### [WHAT IS EXPECTED]
Scan the material below for lines with the word "переулок". Reply with the count and no other words.

*** Begin section ***

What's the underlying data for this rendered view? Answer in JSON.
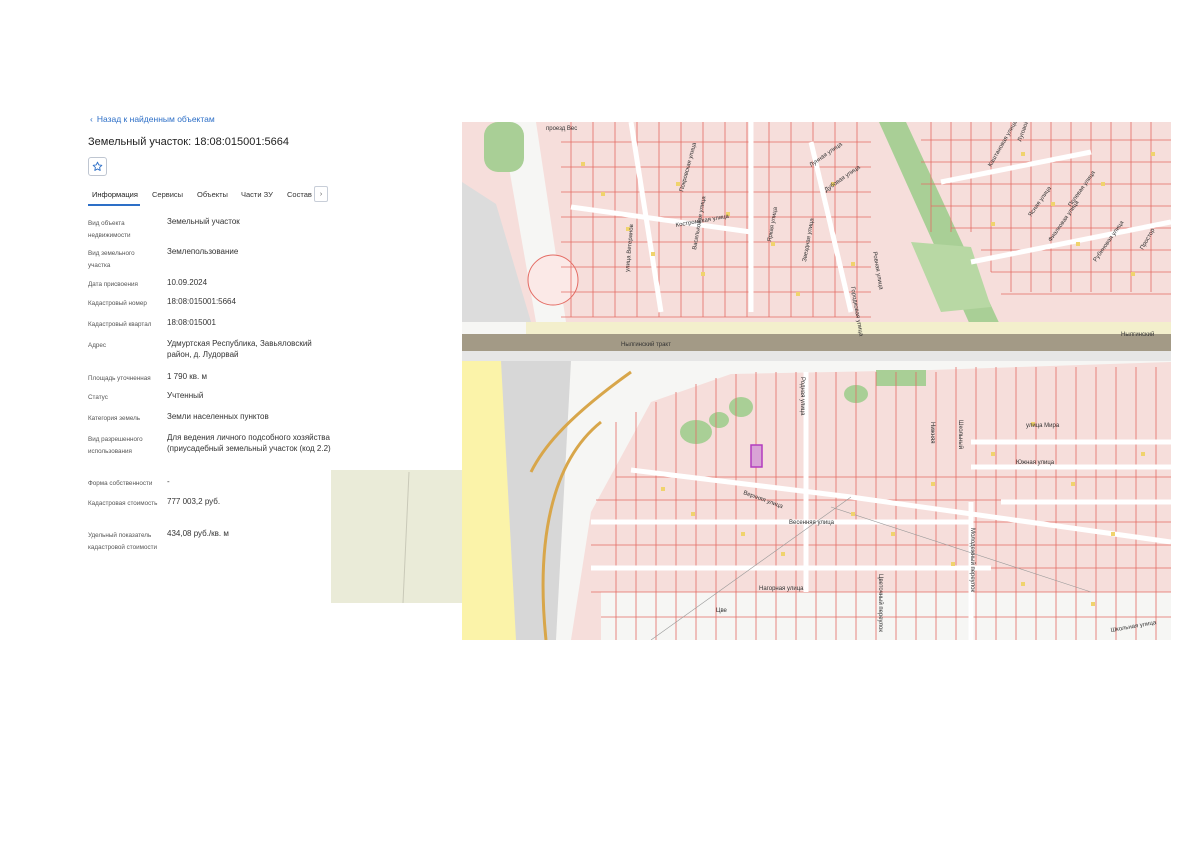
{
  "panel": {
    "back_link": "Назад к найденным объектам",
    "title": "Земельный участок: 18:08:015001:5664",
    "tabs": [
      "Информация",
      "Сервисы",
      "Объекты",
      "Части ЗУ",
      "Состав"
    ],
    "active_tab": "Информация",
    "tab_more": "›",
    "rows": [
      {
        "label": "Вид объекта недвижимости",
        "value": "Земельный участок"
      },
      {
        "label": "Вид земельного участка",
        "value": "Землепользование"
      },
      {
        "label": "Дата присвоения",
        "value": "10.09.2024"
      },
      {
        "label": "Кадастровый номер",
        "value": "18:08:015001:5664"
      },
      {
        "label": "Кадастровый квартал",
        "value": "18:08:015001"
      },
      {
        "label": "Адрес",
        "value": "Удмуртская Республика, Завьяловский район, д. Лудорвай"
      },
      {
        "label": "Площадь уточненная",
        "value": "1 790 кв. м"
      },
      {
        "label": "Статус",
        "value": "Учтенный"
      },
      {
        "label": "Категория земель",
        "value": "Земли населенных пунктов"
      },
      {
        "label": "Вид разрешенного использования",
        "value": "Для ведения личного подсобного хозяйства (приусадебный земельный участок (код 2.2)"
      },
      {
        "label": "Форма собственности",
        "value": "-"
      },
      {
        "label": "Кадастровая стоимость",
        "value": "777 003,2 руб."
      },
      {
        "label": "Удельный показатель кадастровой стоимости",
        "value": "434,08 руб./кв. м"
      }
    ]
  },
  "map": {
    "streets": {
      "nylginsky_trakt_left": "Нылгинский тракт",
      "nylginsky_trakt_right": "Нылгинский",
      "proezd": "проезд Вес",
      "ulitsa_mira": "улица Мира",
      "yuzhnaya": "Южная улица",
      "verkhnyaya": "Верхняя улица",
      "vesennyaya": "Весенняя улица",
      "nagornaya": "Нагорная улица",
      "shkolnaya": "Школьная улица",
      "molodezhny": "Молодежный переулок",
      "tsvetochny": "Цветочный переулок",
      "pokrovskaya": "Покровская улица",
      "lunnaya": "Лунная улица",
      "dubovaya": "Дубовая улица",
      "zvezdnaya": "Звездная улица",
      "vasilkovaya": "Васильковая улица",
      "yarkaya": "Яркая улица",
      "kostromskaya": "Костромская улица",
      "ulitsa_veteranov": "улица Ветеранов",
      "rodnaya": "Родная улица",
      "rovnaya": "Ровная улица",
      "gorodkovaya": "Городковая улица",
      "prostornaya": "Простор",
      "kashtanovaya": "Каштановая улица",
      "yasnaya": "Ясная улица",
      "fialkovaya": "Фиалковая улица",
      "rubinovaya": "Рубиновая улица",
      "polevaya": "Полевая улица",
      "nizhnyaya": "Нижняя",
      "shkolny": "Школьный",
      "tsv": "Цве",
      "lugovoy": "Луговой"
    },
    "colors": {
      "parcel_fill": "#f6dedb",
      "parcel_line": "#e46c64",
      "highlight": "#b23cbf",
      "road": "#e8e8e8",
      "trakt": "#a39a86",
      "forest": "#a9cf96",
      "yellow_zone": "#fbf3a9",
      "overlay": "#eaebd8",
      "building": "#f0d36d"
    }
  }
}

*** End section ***
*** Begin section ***

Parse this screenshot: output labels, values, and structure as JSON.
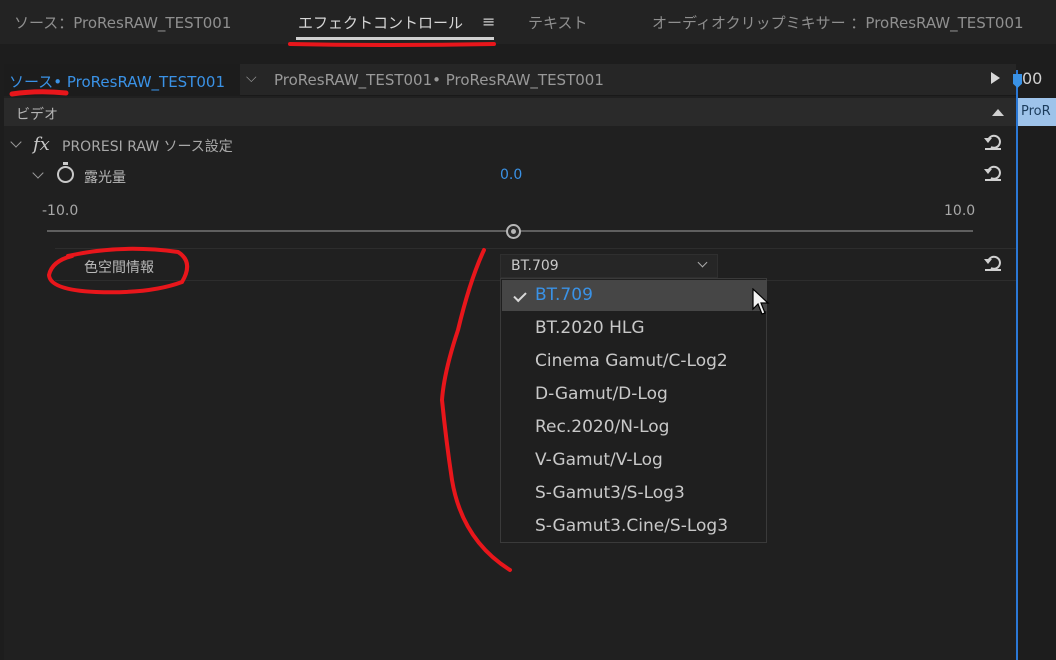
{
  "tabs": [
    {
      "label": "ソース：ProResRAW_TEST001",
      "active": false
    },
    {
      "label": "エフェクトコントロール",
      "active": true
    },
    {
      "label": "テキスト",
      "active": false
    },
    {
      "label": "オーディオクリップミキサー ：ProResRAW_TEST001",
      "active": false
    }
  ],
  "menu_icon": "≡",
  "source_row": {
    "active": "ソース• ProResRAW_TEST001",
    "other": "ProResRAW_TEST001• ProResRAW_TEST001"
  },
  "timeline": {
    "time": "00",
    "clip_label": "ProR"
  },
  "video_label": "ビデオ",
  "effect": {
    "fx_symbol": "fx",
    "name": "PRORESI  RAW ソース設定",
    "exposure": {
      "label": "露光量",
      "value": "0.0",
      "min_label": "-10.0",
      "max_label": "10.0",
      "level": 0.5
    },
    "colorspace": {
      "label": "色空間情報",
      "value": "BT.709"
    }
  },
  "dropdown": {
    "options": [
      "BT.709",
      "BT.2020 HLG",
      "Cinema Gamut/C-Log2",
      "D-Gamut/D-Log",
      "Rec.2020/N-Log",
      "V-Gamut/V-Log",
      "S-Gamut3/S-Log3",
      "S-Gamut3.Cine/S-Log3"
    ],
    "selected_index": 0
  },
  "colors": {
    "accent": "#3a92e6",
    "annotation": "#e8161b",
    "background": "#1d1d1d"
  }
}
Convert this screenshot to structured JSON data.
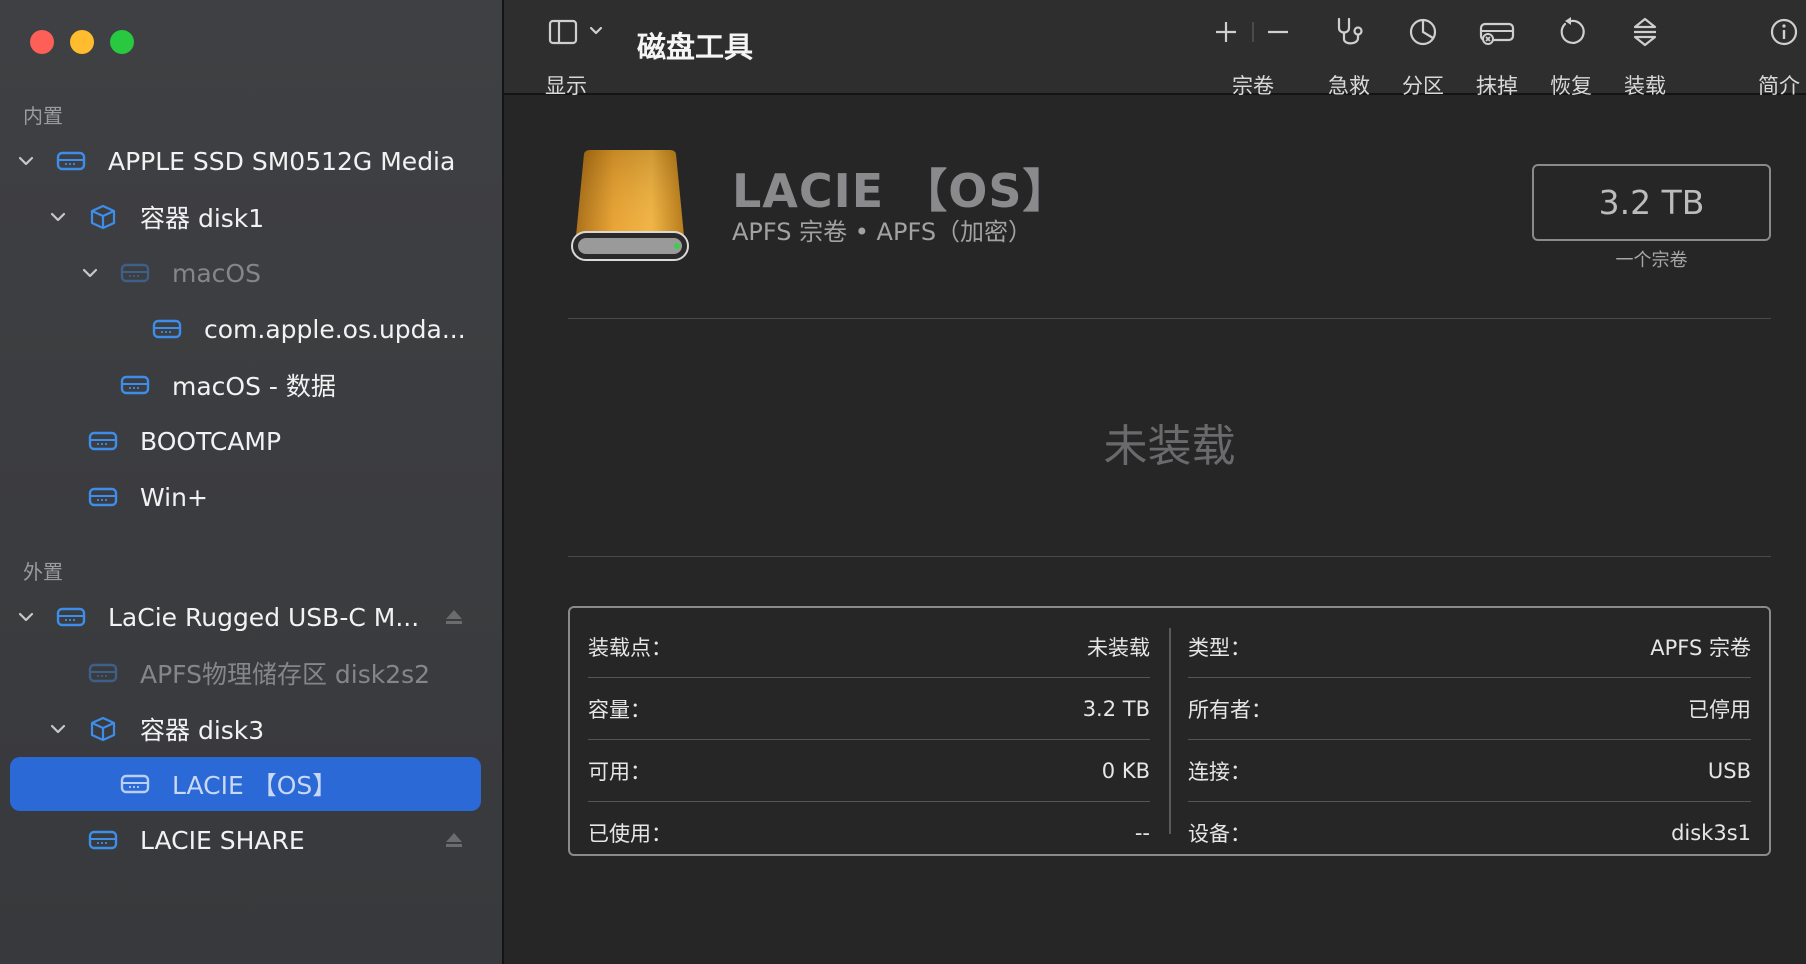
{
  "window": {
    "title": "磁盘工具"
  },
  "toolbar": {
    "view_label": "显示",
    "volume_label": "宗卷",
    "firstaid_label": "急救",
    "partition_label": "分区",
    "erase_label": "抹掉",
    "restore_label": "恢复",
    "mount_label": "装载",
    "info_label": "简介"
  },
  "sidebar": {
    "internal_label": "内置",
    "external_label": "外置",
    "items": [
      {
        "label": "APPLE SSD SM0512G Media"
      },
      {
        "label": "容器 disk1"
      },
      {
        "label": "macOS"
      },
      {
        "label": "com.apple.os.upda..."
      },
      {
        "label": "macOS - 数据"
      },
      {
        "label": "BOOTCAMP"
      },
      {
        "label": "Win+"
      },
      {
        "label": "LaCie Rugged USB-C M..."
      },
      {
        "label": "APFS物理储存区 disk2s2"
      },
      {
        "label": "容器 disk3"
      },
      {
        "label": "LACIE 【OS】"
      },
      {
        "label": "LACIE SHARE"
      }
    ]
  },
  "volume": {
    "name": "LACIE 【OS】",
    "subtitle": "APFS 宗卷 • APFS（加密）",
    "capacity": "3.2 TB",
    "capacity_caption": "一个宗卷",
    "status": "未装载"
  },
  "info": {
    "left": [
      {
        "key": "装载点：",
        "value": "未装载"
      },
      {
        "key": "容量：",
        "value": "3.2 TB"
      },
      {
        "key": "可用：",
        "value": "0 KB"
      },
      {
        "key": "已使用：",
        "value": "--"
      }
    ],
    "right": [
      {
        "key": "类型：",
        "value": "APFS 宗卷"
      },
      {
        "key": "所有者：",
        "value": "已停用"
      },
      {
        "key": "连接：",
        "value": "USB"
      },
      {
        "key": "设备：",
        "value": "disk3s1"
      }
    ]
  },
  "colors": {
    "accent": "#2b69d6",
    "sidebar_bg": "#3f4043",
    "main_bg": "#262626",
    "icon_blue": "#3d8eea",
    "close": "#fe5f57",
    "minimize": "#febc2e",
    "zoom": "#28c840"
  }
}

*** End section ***

### [RESPONSE BOX]
2